**To do:** Select and copy out every line in the records containing "label".

**** Recorded information

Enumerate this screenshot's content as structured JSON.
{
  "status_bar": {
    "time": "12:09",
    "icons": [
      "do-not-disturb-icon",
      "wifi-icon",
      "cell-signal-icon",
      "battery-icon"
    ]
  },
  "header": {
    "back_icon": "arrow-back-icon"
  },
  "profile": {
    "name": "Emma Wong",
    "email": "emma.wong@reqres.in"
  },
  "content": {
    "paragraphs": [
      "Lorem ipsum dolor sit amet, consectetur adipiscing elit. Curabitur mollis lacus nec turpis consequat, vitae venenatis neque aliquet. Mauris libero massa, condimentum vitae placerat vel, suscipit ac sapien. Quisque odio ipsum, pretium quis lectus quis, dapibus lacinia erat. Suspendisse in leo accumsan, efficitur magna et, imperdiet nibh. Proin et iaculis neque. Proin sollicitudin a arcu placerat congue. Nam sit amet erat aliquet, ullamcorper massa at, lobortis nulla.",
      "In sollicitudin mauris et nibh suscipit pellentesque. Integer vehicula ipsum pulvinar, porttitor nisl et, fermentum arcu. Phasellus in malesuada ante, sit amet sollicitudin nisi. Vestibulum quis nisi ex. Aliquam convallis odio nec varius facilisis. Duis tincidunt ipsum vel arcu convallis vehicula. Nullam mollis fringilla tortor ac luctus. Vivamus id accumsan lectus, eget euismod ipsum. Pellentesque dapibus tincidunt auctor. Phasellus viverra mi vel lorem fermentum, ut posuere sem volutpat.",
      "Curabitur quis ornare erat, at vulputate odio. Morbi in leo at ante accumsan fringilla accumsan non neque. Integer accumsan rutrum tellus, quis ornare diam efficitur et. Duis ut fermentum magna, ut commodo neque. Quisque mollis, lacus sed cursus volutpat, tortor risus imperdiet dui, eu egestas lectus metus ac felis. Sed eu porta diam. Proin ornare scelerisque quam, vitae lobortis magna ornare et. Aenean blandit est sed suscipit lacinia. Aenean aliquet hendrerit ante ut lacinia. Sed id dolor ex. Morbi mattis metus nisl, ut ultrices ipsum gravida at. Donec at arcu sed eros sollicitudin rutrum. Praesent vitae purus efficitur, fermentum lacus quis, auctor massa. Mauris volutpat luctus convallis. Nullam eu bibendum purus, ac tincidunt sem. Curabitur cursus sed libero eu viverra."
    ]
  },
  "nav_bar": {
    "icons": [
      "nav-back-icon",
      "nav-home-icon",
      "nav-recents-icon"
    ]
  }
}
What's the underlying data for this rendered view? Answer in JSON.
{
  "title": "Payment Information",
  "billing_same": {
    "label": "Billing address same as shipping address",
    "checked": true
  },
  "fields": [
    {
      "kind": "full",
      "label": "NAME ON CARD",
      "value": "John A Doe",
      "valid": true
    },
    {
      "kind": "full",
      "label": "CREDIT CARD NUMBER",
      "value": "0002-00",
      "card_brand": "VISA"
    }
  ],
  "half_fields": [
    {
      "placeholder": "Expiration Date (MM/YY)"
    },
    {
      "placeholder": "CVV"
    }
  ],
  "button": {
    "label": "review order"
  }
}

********

**Final answer:**
    "label": "Billing address same as shipping address",
      "label": "NAME ON CARD",
      "label": "CREDIT CARD NUMBER",
    "label": "review order"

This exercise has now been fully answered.